Known to occur in domestic turkeys in Europe and Israel, LPDV was first recognized in wild North American turkeys in 2009. Sporadic cases have been identified every year since then, though its significance for wild turkey populations is unknown. LPDV seems to be a disease that has spilled over from domestic to wild birds.
LPDV affects domestic chickens and wild turkeys. To date, the disease has only affected turkeys in the wild. Rare cases of a similar disease have been seen in other wild birds in North America, however these cases were not caused by LPDV, but rather a similar, related virus.
Domestic fowl are affected by LPDV in the UK, Austria, the Netherlands and Israel. Wild turkeys have been diagnosed with the disease, in Arkansas, Georgia, New Jersey, New York, New Hampshire, Maine, North Carolina, Pennsylvania, and West Virginia. Others have been found positive for the virus, but without diagnostic lesions.
It is believed that the disease is transmitted horizontally between birds that have had direct contact.
Disorientation, weakness, lethargy are common signs in those birds that are still alive, though the disease is rapidly fatal and birds are often found dead. Scabby nodules on the skin of the legs and head are also often seen.
Multiple tan nodules in the organs, enlarged spleen and liver, and skin nodules are suggestive of LPDV infection. Turkeys with this disease may also have concurrent infection with Avian Pox virus, though the relationship between these viruses is currently unclear. Laboratory tests can detect the viruses that are present. Please refer to the Avian Pox disease description for more information on clinical signs and diagnosis of that disease.
No treatment is available.

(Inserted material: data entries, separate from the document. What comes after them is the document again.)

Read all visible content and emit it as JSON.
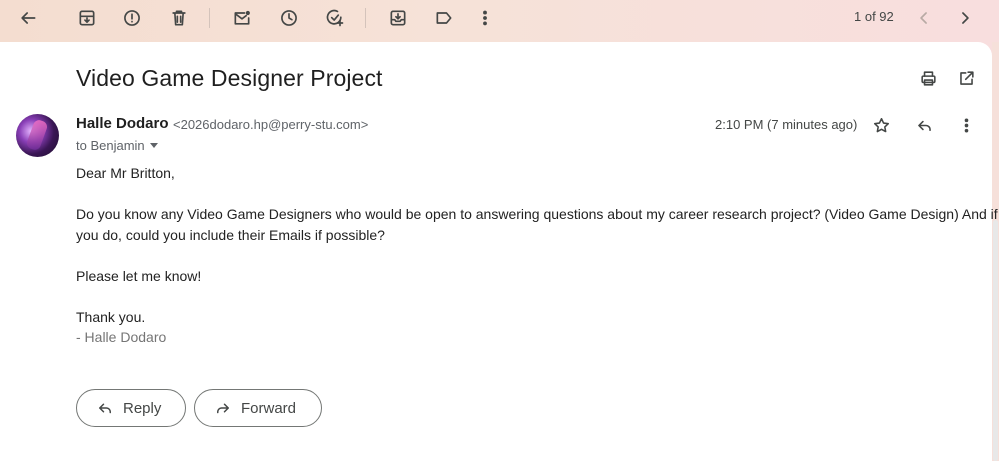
{
  "toolbar": {
    "icons": [
      "back-arrow-icon",
      "archive-icon",
      "report-spam-icon",
      "delete-icon",
      "mark-unread-icon",
      "snooze-icon",
      "add-task-icon",
      "move-to-icon",
      "label-icon",
      "more-vert-icon"
    ],
    "pager": "1 of 92"
  },
  "message": {
    "subject": "Video Game Designer Project",
    "sender_name": "Halle Dodaro",
    "sender_email": "<2026dodaro.hp@perry-stu.com>",
    "to": "to Benjamin",
    "time": "2:10 PM (7 minutes ago)",
    "greeting": "Dear Mr Britton,",
    "paragraph1_line1": "Do you know any Video Game Designers who would be open to answering questions about my career research project? (Video Game Design) And if",
    "paragraph1_line2": "you do, could you include their Emails if possible?",
    "paragraph2": "Please let me know!",
    "closing": "Thank you.",
    "signature": "- Halle Dodaro"
  },
  "actions": {
    "reply_label": "Reply",
    "forward_label": "Forward"
  }
}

Because turkeys are flocking birds, proximity is an important risk factor. Practices that bring birds together such as feeding will lead to the spread of the disease if the virus is present.